Could the data below please be reproduced word for word, without the pictures?

[Data records for software interfaces]
++++
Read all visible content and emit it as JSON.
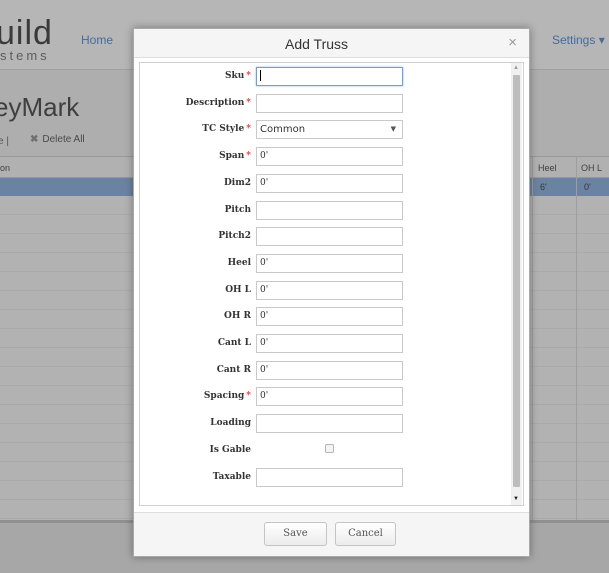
{
  "background": {
    "brand_main": "uild",
    "brand_sub": "stems",
    "nav_home": "Home",
    "nav_settings": "Settings",
    "settings_arrow": "▾",
    "page_title": "eyMark",
    "toolbar": {
      "separator": "e |",
      "delete_all": "Delete All",
      "delete_icon": "✖"
    },
    "grid": {
      "columns": [
        "on",
        "Heel",
        "OH L"
      ],
      "selected_row": {
        "heel": "6'",
        "oh_l": "0'"
      }
    }
  },
  "modal": {
    "title": "Add Truss",
    "close_glyph": "×",
    "fields": [
      {
        "label": "Sku",
        "required": true,
        "type": "text",
        "value": "",
        "focused": true
      },
      {
        "label": "Description",
        "required": true,
        "type": "text",
        "value": ""
      },
      {
        "label": "TC Style",
        "required": true,
        "type": "select",
        "value": "Common"
      },
      {
        "label": "Span",
        "required": true,
        "type": "text",
        "value": "0'"
      },
      {
        "label": "Dim2",
        "required": false,
        "type": "text",
        "value": "0'"
      },
      {
        "label": "Pitch",
        "required": false,
        "type": "text",
        "value": ""
      },
      {
        "label": "Pitch2",
        "required": false,
        "type": "text",
        "value": ""
      },
      {
        "label": "Heel",
        "required": false,
        "type": "text",
        "value": "0'"
      },
      {
        "label": "OH L",
        "required": false,
        "type": "text",
        "value": "0'"
      },
      {
        "label": "OH R",
        "required": false,
        "type": "text",
        "value": "0'"
      },
      {
        "label": "Cant L",
        "required": false,
        "type": "text",
        "value": "0'"
      },
      {
        "label": "Cant R",
        "required": false,
        "type": "text",
        "value": "0'"
      },
      {
        "label": "Spacing",
        "required": true,
        "type": "text",
        "value": "0'"
      },
      {
        "label": "Loading",
        "required": false,
        "type": "text",
        "value": ""
      },
      {
        "label": "Is Gable",
        "required": false,
        "type": "checkbox",
        "checked": false
      },
      {
        "label": "Taxable",
        "required": false,
        "type": "text",
        "value": ""
      }
    ],
    "required_marker": "*",
    "select_arrow": "▼",
    "buttons": {
      "save": "Save",
      "cancel": "Cancel"
    }
  },
  "colors": {
    "required": "#e03c3c",
    "link": "#3a7fd5",
    "selected_row": "#7fa8dc"
  }
}
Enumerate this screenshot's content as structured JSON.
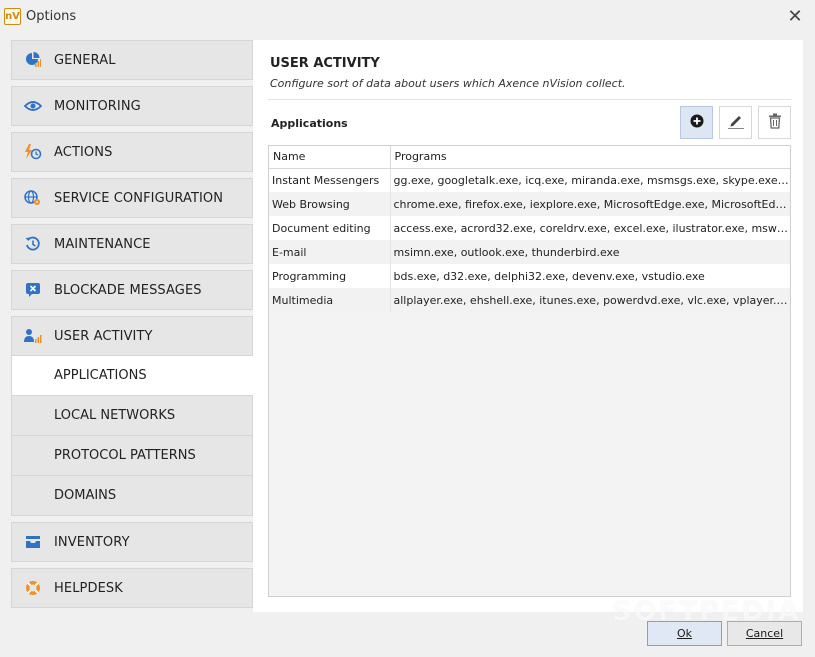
{
  "window": {
    "title": "Options",
    "icon_text": "nV"
  },
  "sidebar": {
    "items_top": [
      {
        "label": "GENERAL",
        "icon": "chart-pie-icon"
      },
      {
        "label": "MONITORING",
        "icon": "eye-icon"
      },
      {
        "label": "ACTIONS",
        "icon": "bolt-clock-icon"
      },
      {
        "label": "SERVICE CONFIGURATION",
        "icon": "globe-gear-icon"
      },
      {
        "label": "MAINTENANCE",
        "icon": "history-icon"
      },
      {
        "label": "BLOCKADE MESSAGES",
        "icon": "message-x-icon"
      }
    ],
    "active_group": {
      "label": "USER ACTIVITY",
      "icon": "user-chart-icon",
      "sub_items": [
        "APPLICATIONS",
        "LOCAL NETWORKS",
        "PROTOCOL PATTERNS",
        "DOMAINS"
      ],
      "active_sub": "APPLICATIONS"
    },
    "items_bottom": [
      {
        "label": "INVENTORY",
        "icon": "inbox-icon"
      },
      {
        "label": "HELPDESK",
        "icon": "lifebuoy-icon"
      }
    ]
  },
  "content": {
    "title": "USER ACTIVITY",
    "description": "Configure sort of data about users which Axence nVision collect.",
    "section_label": "Applications",
    "toolbar": {
      "add": "add-icon",
      "edit": "edit-icon",
      "delete": "trash-icon"
    },
    "table": {
      "columns": [
        "Name",
        "Programs"
      ],
      "rows": [
        [
          "Instant Messengers",
          "gg.exe, googletalk.exe, icq.exe, miranda.exe, msmsgs.exe, skype.exe, tlen.exe"
        ],
        [
          "Web Browsing",
          "chrome.exe, firefox.exe, iexplore.exe, MicrosoftEdge.exe, MicrosoftEdgeCP.exe"
        ],
        [
          "Document editing",
          "access.exe, acrord32.exe, coreldrv.exe, excel.exe, ilustrator.exe, msworks.exe"
        ],
        [
          "E-mail",
          "msimn.exe, outlook.exe, thunderbird.exe"
        ],
        [
          "Programming",
          "bds.exe, d32.exe, delphi32.exe, devenv.exe, vstudio.exe"
        ],
        [
          "Multimedia",
          "allplayer.exe, ehshell.exe, itunes.exe, powerdvd.exe, vlc.exe, vplayer.exe, winamp.exe"
        ]
      ]
    }
  },
  "footer": {
    "ok_label": "Ok",
    "cancel_label": "Cancel"
  },
  "watermark": "SOFTPEDIA",
  "colors": {
    "accent_blue": "#2f73c9",
    "accent_orange": "#f0902a",
    "active_bg": "#ffffff",
    "nav_bg": "#e6e6e6"
  }
}
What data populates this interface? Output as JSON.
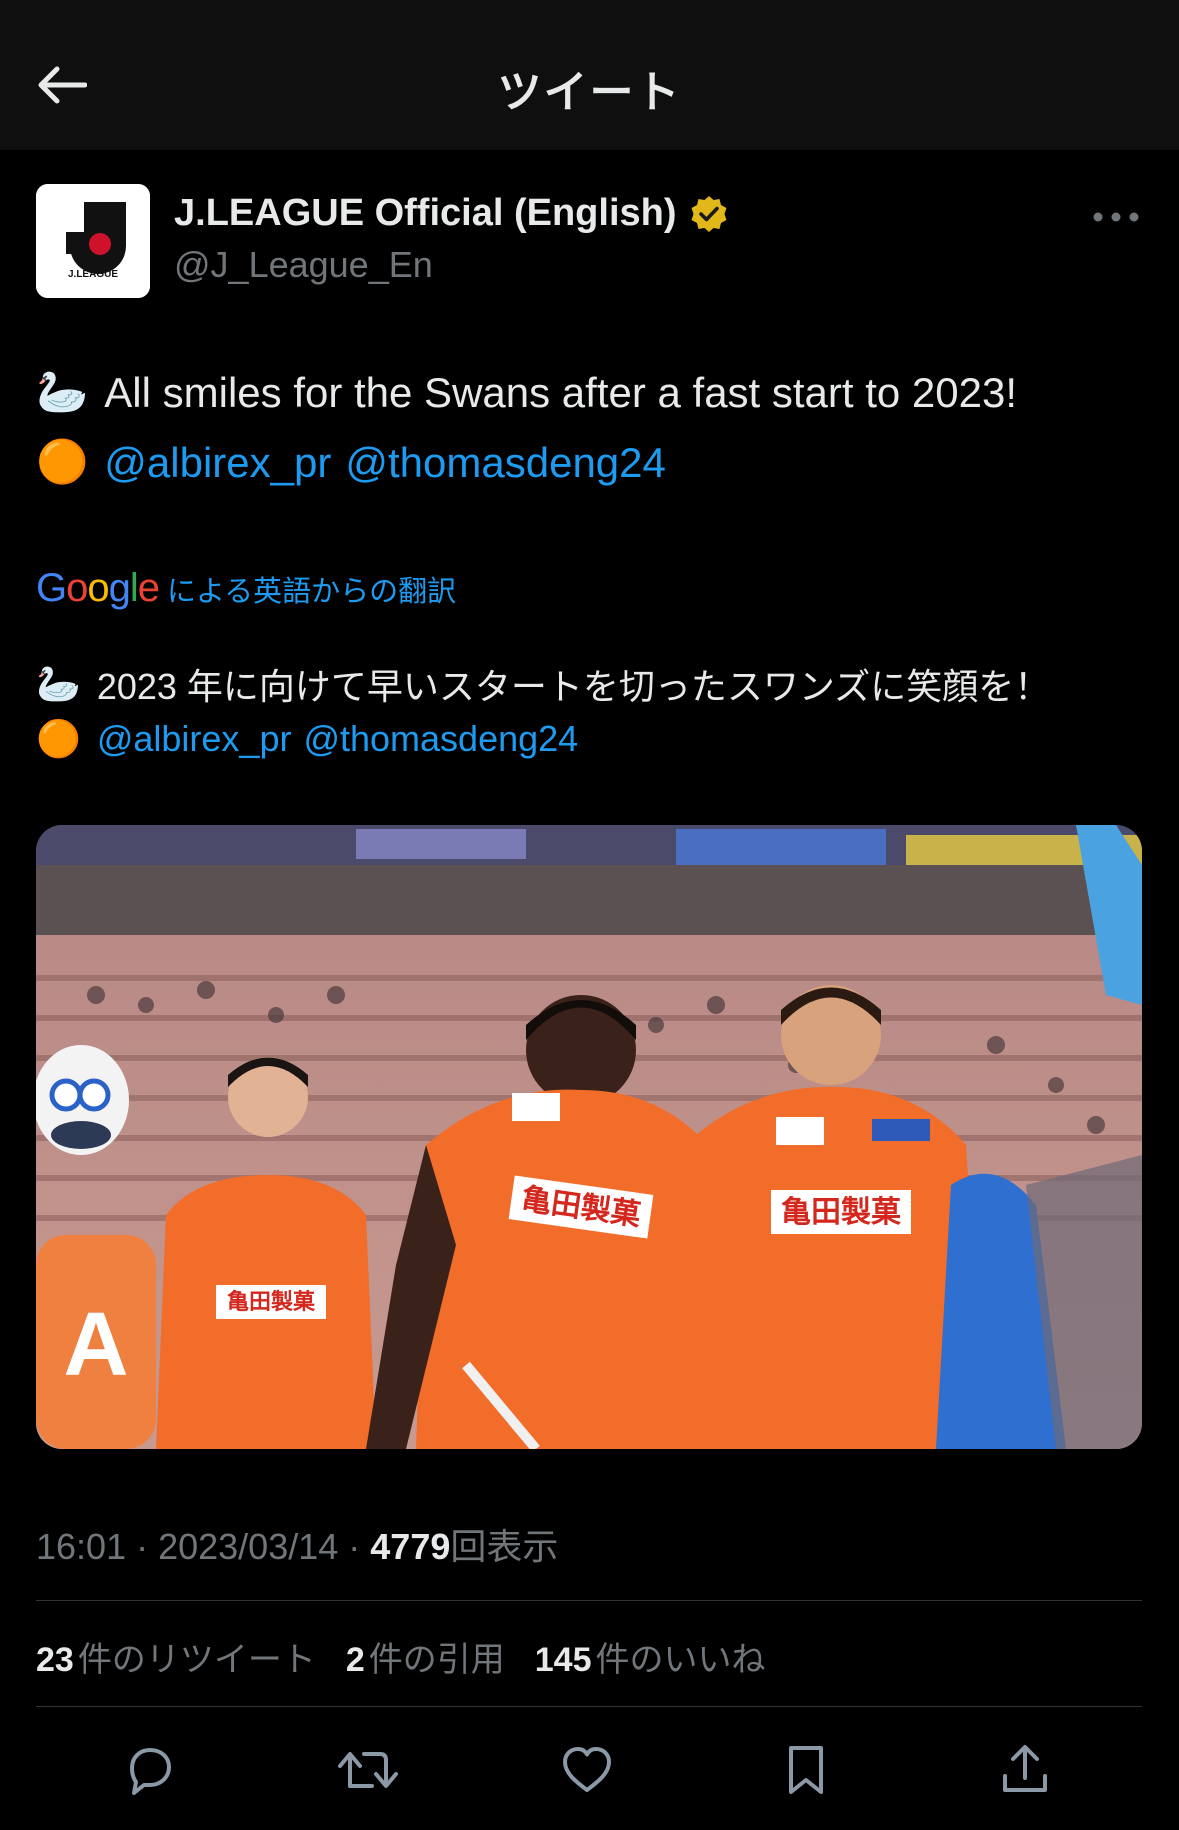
{
  "header": {
    "title": "ツイート"
  },
  "author": {
    "name": "J.LEAGUE Official (English)",
    "handle": "@J_League_En",
    "logo_text": "J.LEAGUE"
  },
  "tweet": {
    "line1_emoji": "🦢",
    "line1_text": "All smiles for the Swans after a fast start to 2023!",
    "line2_emoji": "🟠",
    "mention1": "@albirex_pr",
    "mention2": "@thomasdeng24"
  },
  "translation": {
    "google_logo": [
      "G",
      "o",
      "o",
      "g",
      "l",
      "e"
    ],
    "link_label": "による英語からの翻訳",
    "line1_emoji": "🦢",
    "line1_text": "2023 年に向けて早いスタートを切ったスワンズに笑顔を！",
    "line2_emoji": "🟠",
    "mention1": "@albirex_pr",
    "mention2": "@thomasdeng24"
  },
  "meta": {
    "time": "16:01",
    "sep1": " · ",
    "date": "2023/03/14",
    "sep2": " · ",
    "views_count": "4779",
    "views_label": "回表示"
  },
  "stats": {
    "retweets_count": "23",
    "retweets_label": "件のリツイート",
    "quotes_count": "2",
    "quotes_label": "件の引用",
    "likes_count": "145",
    "likes_label": "件のいいね"
  },
  "colors": {
    "background": "#000000",
    "header_bg": "#0f0f0f",
    "text": "#e7e9ea",
    "muted": "#71767b",
    "link": "#1d9bf0",
    "verified": "#e2b719",
    "jersey_orange": "#f26c2a"
  },
  "icons": [
    "back-arrow-icon",
    "verified-badge-icon",
    "more-icon",
    "reply-icon",
    "retweet-icon",
    "like-icon",
    "bookmark-icon",
    "share-icon"
  ]
}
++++
Solution below -
Read all visible content and emit it as JSON.
{
  "background": {
    "brand_main": "uild",
    "brand_sub": "stems",
    "nav_home": "Home",
    "nav_settings": "Settings",
    "settings_arrow": "▾",
    "page_title": "eyMark",
    "toolbar": {
      "separator": "e |",
      "delete_all": "Delete All",
      "delete_icon": "✖"
    },
    "grid": {
      "columns": [
        "on",
        "Heel",
        "OH L"
      ],
      "selected_row": {
        "heel": "6'",
        "oh_l": "0'"
      }
    }
  },
  "modal": {
    "title": "Add Truss",
    "close_glyph": "×",
    "fields": [
      {
        "label": "Sku",
        "required": true,
        "type": "text",
        "value": "",
        "focused": true
      },
      {
        "label": "Description",
        "required": true,
        "type": "text",
        "value": ""
      },
      {
        "label": "TC Style",
        "required": true,
        "type": "select",
        "value": "Common"
      },
      {
        "label": "Span",
        "required": true,
        "type": "text",
        "value": "0'"
      },
      {
        "label": "Dim2",
        "required": false,
        "type": "text",
        "value": "0'"
      },
      {
        "label": "Pitch",
        "required": false,
        "type": "text",
        "value": ""
      },
      {
        "label": "Pitch2",
        "required": false,
        "type": "text",
        "value": ""
      },
      {
        "label": "Heel",
        "required": false,
        "type": "text",
        "value": "0'"
      },
      {
        "label": "OH L",
        "required": false,
        "type": "text",
        "value": "0'"
      },
      {
        "label": "OH R",
        "required": false,
        "type": "text",
        "value": "0'"
      },
      {
        "label": "Cant L",
        "required": false,
        "type": "text",
        "value": "0'"
      },
      {
        "label": "Cant R",
        "required": false,
        "type": "text",
        "value": "0'"
      },
      {
        "label": "Spacing",
        "required": true,
        "type": "text",
        "value": "0'"
      },
      {
        "label": "Loading",
        "required": false,
        "type": "text",
        "value": ""
      },
      {
        "label": "Is Gable",
        "required": false,
        "type": "checkbox",
        "checked": false
      },
      {
        "label": "Taxable",
        "required": false,
        "type": "text",
        "value": ""
      }
    ],
    "required_marker": "*",
    "select_arrow": "▼",
    "buttons": {
      "save": "Save",
      "cancel": "Cancel"
    }
  },
  "colors": {
    "required": "#e03c3c",
    "link": "#3a7fd5",
    "selected_row": "#7fa8dc"
  }
}
Enumerate this screenshot's content as structured JSON.
{
  "window": {
    "title": "Options",
    "icon_text": "nV"
  },
  "sidebar": {
    "items_top": [
      {
        "label": "GENERAL",
        "icon": "chart-pie-icon"
      },
      {
        "label": "MONITORING",
        "icon": "eye-icon"
      },
      {
        "label": "ACTIONS",
        "icon": "bolt-clock-icon"
      },
      {
        "label": "SERVICE CONFIGURATION",
        "icon": "globe-gear-icon"
      },
      {
        "label": "MAINTENANCE",
        "icon": "history-icon"
      },
      {
        "label": "BLOCKADE MESSAGES",
        "icon": "message-x-icon"
      }
    ],
    "active_group": {
      "label": "USER ACTIVITY",
      "icon": "user-chart-icon",
      "sub_items": [
        "APPLICATIONS",
        "LOCAL NETWORKS",
        "PROTOCOL PATTERNS",
        "DOMAINS"
      ],
      "active_sub": "APPLICATIONS"
    },
    "items_bottom": [
      {
        "label": "INVENTORY",
        "icon": "inbox-icon"
      },
      {
        "label": "HELPDESK",
        "icon": "lifebuoy-icon"
      }
    ]
  },
  "content": {
    "title": "USER ACTIVITY",
    "description": "Configure sort of data about users which Axence nVision collect.",
    "section_label": "Applications",
    "toolbar": {
      "add": "add-icon",
      "edit": "edit-icon",
      "delete": "trash-icon"
    },
    "table": {
      "columns": [
        "Name",
        "Programs"
      ],
      "rows": [
        [
          "Instant Messengers",
          "gg.exe, googletalk.exe, icq.exe, miranda.exe, msmsgs.exe, skype.exe, tlen.exe"
        ],
        [
          "Web Browsing",
          "chrome.exe, firefox.exe, iexplore.exe, MicrosoftEdge.exe, MicrosoftEdgeCP.exe"
        ],
        [
          "Document editing",
          "access.exe, acrord32.exe, coreldrv.exe, excel.exe, ilustrator.exe, msworks.exe"
        ],
        [
          "E-mail",
          "msimn.exe, outlook.exe, thunderbird.exe"
        ],
        [
          "Programming",
          "bds.exe, d32.exe, delphi32.exe, devenv.exe, vstudio.exe"
        ],
        [
          "Multimedia",
          "allplayer.exe, ehshell.exe, itunes.exe, powerdvd.exe, vlc.exe, vplayer.exe, winamp.exe"
        ]
      ]
    }
  },
  "footer": {
    "ok_label": "Ok",
    "cancel_label": "Cancel"
  },
  "watermark": "SOFTPEDIA",
  "colors": {
    "accent_blue": "#2f73c9",
    "accent_orange": "#f0902a",
    "active_bg": "#ffffff",
    "nav_bg": "#e6e6e6"
  }
}
What data populates this interface? Output as JSON.
{
  "header": {
    "title": "ツイート"
  },
  "author": {
    "name": "J.LEAGUE Official (English)",
    "handle": "@J_League_En",
    "logo_text": "J.LEAGUE"
  },
  "tweet": {
    "line1_emoji": "🦢",
    "line1_text": "All smiles for the Swans after a fast start to 2023!",
    "line2_emoji": "🟠",
    "mention1": "@albirex_pr",
    "mention2": "@thomasdeng24"
  },
  "translation": {
    "google_logo": [
      "G",
      "o",
      "o",
      "g",
      "l",
      "e"
    ],
    "link_label": "による英語からの翻訳",
    "line1_emoji": "🦢",
    "line1_text": "2023 年に向けて早いスタートを切ったスワンズに笑顔を！",
    "line2_emoji": "🟠",
    "mention1": "@albirex_pr",
    "mention2": "@thomasdeng24"
  },
  "meta": {
    "time": "16:01",
    "sep1": " · ",
    "date": "2023/03/14",
    "sep2": " · ",
    "views_count": "4779",
    "views_label": "回表示"
  },
  "stats": {
    "retweets_count": "23",
    "retweets_label": "件のリツイート",
    "quotes_count": "2",
    "quotes_label": "件の引用",
    "likes_count": "145",
    "likes_label": "件のいいね"
  },
  "colors": {
    "background": "#000000",
    "header_bg": "#0f0f0f",
    "text": "#e7e9ea",
    "muted": "#71767b",
    "link": "#1d9bf0",
    "verified": "#e2b719",
    "jersey_orange": "#f26c2a"
  },
  "icons": [
    "back-arrow-icon",
    "verified-badge-icon",
    "more-icon",
    "reply-icon",
    "retweet-icon",
    "like-icon",
    "bookmark-icon",
    "share-icon"
  ]
}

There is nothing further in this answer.